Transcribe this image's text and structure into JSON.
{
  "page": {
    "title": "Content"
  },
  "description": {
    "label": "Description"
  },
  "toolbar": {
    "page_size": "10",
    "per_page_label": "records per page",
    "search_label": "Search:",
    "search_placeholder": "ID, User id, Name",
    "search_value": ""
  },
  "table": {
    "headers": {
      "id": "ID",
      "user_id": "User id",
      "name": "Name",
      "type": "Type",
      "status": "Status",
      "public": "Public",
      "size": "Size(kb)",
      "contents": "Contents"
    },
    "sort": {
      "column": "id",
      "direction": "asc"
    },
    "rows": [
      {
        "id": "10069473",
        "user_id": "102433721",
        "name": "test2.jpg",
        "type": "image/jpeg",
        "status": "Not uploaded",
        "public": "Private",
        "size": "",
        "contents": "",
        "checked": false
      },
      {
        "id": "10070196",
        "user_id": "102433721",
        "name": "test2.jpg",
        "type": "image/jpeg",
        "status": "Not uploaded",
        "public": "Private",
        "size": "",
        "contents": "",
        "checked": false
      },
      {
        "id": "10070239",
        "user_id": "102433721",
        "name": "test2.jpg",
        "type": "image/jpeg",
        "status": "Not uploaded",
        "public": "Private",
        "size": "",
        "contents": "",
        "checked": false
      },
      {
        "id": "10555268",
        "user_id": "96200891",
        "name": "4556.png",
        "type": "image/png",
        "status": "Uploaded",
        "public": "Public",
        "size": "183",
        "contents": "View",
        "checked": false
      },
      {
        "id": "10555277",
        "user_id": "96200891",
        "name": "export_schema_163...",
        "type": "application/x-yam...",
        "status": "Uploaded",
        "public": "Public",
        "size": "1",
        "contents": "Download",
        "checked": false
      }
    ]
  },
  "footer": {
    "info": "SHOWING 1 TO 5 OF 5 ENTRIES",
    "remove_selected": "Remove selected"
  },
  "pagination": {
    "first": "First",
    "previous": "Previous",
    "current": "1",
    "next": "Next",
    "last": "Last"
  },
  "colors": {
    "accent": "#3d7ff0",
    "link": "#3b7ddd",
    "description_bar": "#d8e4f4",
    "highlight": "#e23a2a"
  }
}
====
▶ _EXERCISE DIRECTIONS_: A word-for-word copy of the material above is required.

▶ _RESULT OF THIS EXERCISE_:
Transcribe this image's text and structure into JSON.
{
  "page": {
    "title": "Content"
  },
  "description": {
    "label": "Description"
  },
  "toolbar": {
    "page_size": "10",
    "per_page_label": "records per page",
    "search_label": "Search:",
    "search_placeholder": "ID, User id, Name",
    "search_value": ""
  },
  "table": {
    "headers": {
      "id": "ID",
      "user_id": "User id",
      "name": "Name",
      "type": "Type",
      "status": "Status",
      "public": "Public",
      "size": "Size(kb)",
      "contents": "Contents"
    },
    "sort": {
      "column": "id",
      "direction": "asc"
    },
    "rows": [
      {
        "id": "10069473",
        "user_id": "102433721",
        "name": "test2.jpg",
        "type": "image/jpeg",
        "status": "Not uploaded",
        "public": "Private",
        "size": "",
        "contents": "",
        "checked": false
      },
      {
        "id": "10070196",
        "user_id": "102433721",
        "name": "test2.jpg",
        "type": "image/jpeg",
        "status": "Not uploaded",
        "public": "Private",
        "size": "",
        "contents": "",
        "checked": false
      },
      {
        "id": "10070239",
        "user_id": "102433721",
        "name": "test2.jpg",
        "type": "image/jpeg",
        "status": "Not uploaded",
        "public": "Private",
        "size": "",
        "contents": "",
        "checked": false
      },
      {
        "id": "10555268",
        "user_id": "96200891",
        "name": "4556.png",
        "type": "image/png",
        "status": "Uploaded",
        "public": "Public",
        "size": "183",
        "contents": "View",
        "checked": false
      },
      {
        "id": "10555277",
        "user_id": "96200891",
        "name": "export_schema_163...",
        "type": "application/x-yam...",
        "status": "Uploaded",
        "public": "Public",
        "size": "1",
        "contents": "Download",
        "checked": false
      }
    ]
  },
  "footer": {
    "info": "SHOWING 1 TO 5 OF 5 ENTRIES",
    "remove_selected": "Remove selected"
  },
  "pagination": {
    "first": "First",
    "previous": "Previous",
    "current": "1",
    "next": "Next",
    "last": "Last"
  },
  "colors": {
    "accent": "#3d7ff0",
    "link": "#3b7ddd",
    "description_bar": "#d8e4f4",
    "highlight": "#e23a2a"
  }
}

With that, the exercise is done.